Directions
Note how many lines in these entries contain "screenshot", and reply with that number alone.

Material for the task
BEGIN
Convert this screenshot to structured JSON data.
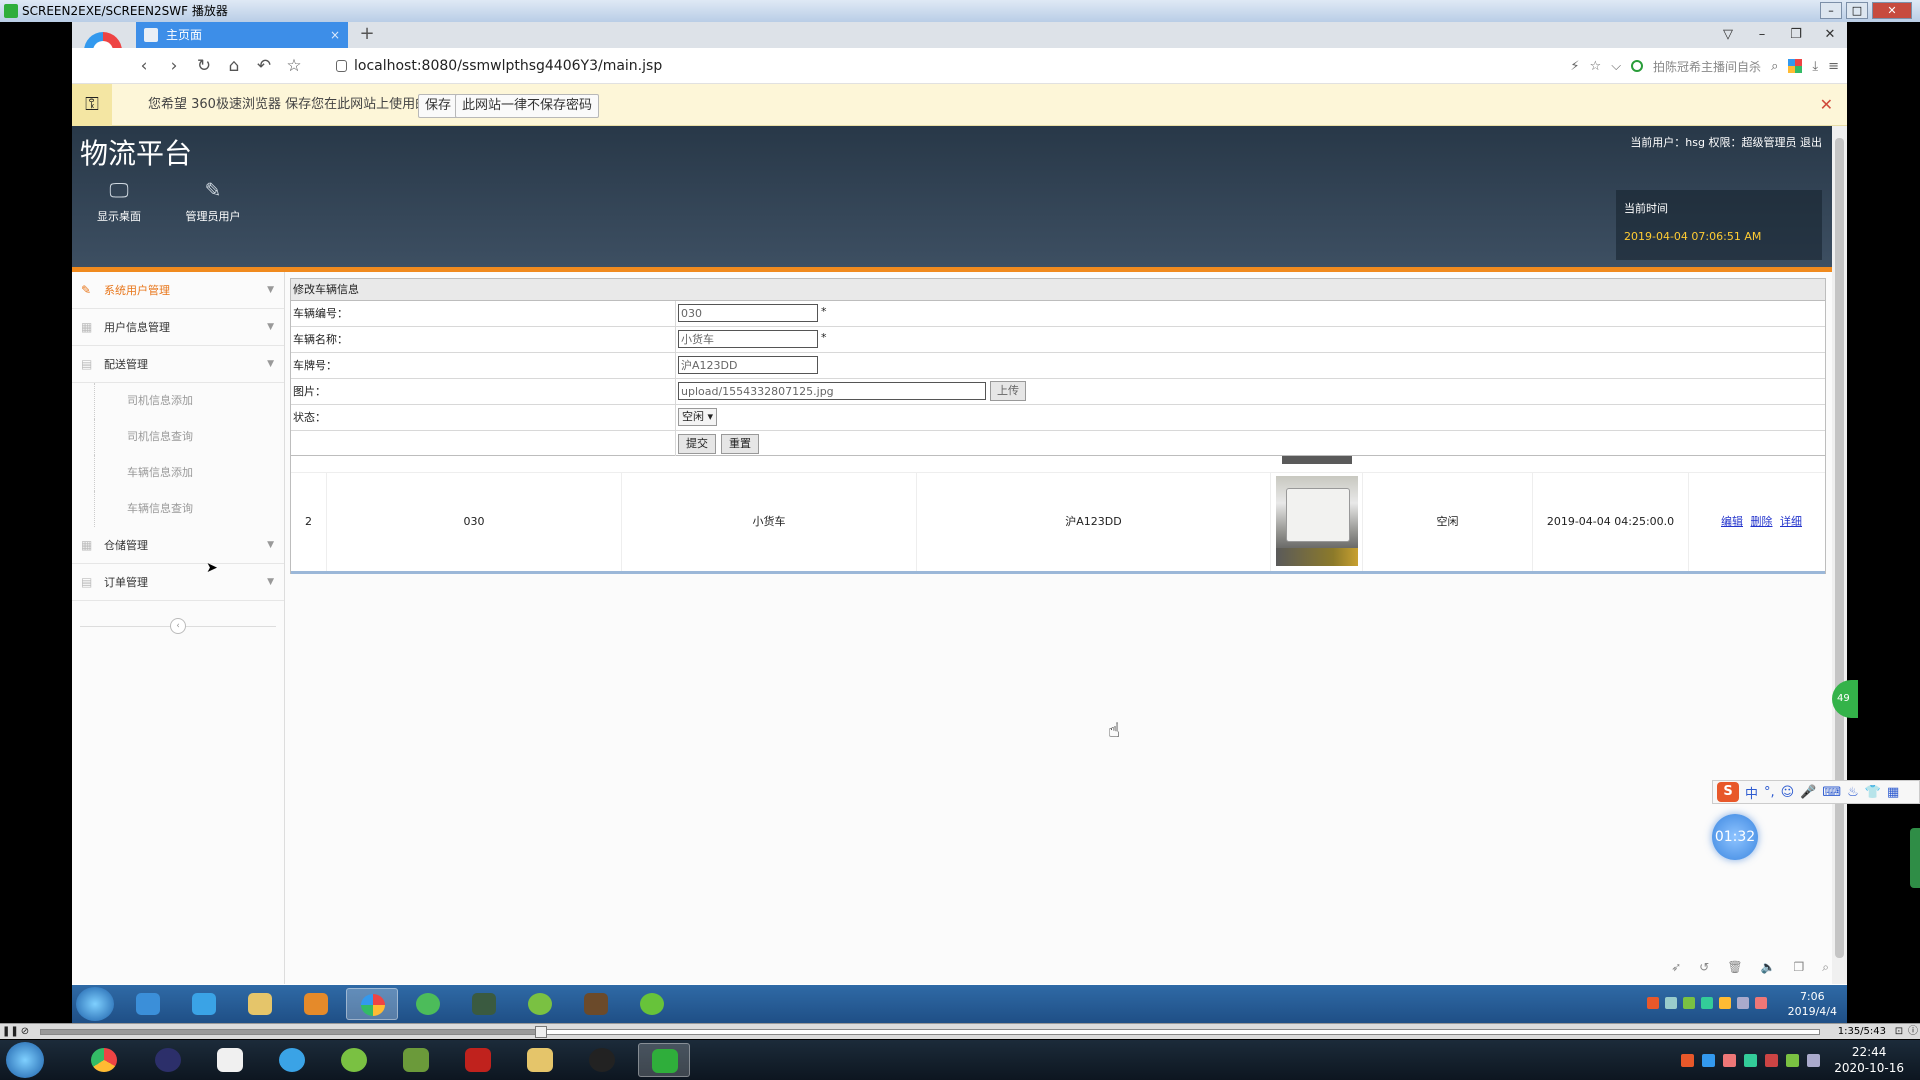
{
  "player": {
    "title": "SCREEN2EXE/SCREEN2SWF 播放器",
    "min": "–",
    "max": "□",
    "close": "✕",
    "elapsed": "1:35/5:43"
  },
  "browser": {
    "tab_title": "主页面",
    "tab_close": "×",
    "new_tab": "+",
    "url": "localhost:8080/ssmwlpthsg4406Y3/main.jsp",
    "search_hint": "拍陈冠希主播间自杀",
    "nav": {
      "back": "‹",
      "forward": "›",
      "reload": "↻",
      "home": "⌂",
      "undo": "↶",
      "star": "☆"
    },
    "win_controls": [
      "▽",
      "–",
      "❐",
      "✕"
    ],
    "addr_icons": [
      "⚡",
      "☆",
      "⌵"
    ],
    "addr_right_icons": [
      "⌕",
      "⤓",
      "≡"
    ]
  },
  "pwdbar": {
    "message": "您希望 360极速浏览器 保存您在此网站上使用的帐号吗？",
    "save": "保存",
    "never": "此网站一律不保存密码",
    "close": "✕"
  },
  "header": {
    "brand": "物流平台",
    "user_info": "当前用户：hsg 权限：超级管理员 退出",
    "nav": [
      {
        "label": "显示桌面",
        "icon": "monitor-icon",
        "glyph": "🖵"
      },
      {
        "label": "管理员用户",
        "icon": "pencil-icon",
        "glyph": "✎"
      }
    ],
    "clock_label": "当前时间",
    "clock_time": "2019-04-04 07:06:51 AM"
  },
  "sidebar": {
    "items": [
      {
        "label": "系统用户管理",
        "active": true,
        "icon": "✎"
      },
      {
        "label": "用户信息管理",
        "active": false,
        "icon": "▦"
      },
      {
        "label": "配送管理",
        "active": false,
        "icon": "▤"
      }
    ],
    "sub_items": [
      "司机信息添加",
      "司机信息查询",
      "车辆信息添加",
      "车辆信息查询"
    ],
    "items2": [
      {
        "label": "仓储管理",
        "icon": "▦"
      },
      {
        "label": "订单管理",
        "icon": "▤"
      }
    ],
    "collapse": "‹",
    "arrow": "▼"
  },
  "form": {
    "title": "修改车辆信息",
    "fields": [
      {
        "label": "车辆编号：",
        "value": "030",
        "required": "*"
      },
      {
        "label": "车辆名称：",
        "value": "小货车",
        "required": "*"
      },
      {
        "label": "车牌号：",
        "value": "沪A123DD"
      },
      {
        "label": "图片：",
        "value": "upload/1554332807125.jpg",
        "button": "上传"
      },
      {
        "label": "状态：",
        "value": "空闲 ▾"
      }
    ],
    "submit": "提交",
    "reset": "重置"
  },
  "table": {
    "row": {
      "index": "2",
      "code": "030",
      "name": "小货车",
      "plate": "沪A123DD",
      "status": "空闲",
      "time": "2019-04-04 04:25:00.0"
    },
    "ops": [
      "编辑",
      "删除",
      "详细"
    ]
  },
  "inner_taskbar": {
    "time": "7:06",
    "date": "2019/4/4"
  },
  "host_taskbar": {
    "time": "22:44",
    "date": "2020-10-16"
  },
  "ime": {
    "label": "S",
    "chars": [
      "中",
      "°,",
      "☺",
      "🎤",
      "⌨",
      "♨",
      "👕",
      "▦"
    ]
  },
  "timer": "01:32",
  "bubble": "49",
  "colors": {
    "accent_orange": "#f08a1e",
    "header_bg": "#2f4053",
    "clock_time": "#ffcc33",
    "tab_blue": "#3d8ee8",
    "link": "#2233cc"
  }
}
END
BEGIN
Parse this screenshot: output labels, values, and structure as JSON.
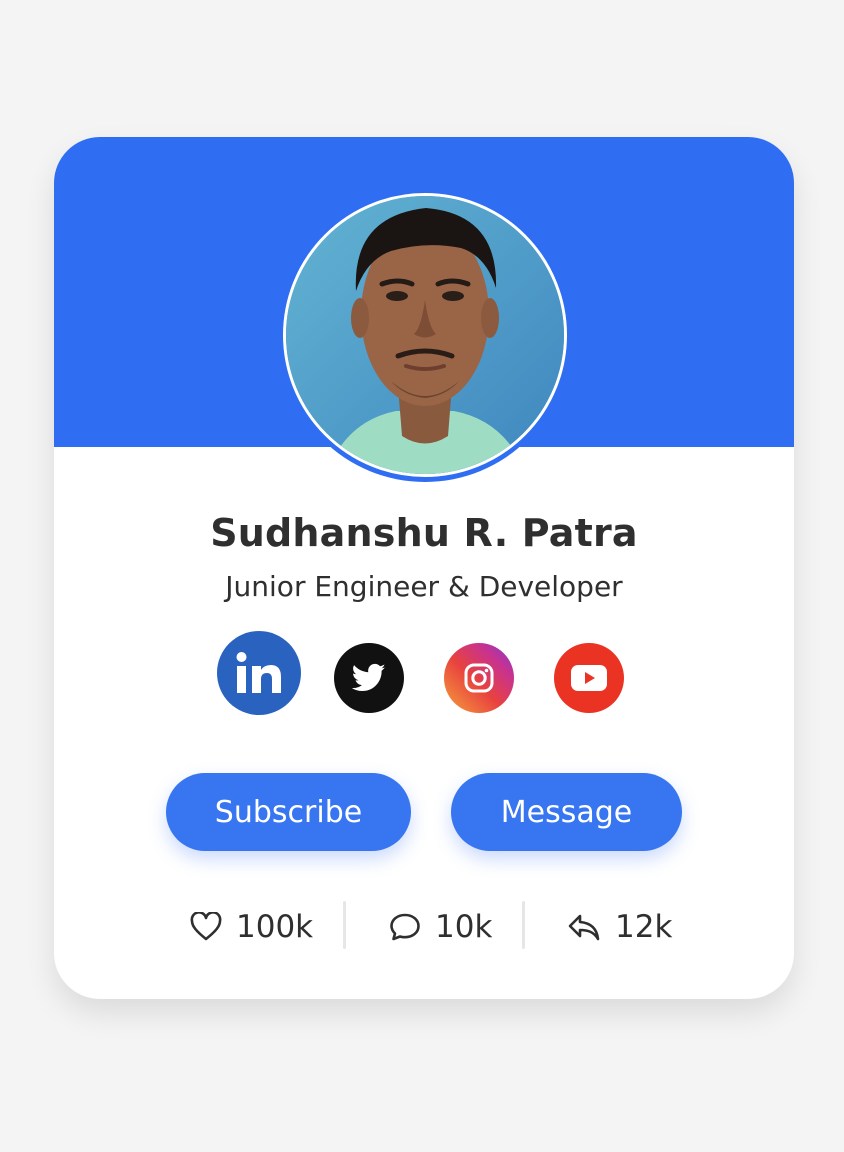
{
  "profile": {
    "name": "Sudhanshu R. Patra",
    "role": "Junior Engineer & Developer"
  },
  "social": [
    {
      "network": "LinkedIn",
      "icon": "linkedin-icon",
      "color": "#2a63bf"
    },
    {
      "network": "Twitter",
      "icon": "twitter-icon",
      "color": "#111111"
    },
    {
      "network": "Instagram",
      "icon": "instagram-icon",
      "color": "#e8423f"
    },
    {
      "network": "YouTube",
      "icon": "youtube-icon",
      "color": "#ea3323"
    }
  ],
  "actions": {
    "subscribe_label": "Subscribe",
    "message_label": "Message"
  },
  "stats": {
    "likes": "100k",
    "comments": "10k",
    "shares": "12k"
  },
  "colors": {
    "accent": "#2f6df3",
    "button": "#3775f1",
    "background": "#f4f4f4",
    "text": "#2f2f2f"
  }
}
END
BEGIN
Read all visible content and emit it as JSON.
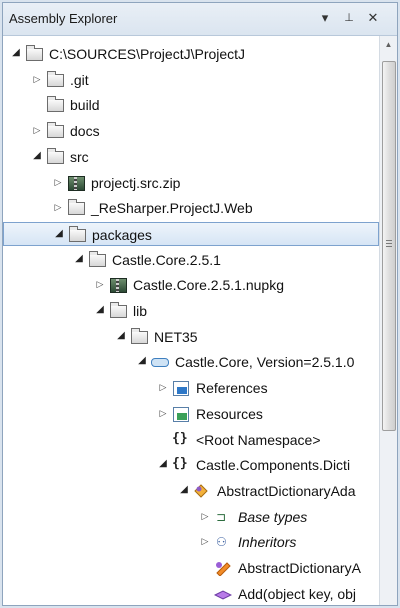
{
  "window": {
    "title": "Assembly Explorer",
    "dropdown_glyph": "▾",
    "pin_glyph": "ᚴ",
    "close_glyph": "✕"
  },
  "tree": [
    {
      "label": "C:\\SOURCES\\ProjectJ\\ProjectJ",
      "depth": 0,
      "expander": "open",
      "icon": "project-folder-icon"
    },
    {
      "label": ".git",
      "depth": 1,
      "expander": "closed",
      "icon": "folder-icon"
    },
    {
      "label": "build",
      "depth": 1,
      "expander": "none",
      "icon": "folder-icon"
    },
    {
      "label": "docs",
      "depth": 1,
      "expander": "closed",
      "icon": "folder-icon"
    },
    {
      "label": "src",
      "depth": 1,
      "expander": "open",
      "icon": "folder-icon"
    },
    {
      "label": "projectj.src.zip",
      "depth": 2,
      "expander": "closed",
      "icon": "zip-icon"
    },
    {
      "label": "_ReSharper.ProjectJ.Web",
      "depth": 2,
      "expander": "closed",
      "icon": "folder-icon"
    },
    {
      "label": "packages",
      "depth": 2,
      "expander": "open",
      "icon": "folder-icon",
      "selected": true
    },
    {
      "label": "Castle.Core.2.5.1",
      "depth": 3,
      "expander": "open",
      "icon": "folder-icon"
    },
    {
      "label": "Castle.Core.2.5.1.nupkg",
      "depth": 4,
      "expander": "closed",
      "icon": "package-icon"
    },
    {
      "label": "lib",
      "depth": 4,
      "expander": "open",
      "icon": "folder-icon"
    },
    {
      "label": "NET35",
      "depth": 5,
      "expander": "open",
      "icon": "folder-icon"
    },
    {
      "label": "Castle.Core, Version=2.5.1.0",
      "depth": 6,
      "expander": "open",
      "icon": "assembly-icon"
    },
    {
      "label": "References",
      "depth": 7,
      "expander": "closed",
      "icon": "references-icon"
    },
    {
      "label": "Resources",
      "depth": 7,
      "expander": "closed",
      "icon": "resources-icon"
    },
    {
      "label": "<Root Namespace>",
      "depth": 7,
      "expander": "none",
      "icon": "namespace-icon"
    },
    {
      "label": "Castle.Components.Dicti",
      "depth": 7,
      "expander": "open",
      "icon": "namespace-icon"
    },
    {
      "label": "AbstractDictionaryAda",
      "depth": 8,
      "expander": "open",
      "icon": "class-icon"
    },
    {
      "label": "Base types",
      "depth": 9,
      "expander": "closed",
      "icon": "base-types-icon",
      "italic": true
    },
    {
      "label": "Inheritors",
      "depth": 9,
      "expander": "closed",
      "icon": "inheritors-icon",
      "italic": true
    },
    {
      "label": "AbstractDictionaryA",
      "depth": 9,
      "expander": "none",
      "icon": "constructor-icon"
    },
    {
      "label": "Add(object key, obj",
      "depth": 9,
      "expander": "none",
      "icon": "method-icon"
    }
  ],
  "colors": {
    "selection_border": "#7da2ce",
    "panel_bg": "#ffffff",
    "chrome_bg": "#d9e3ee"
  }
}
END
Exercise solution
2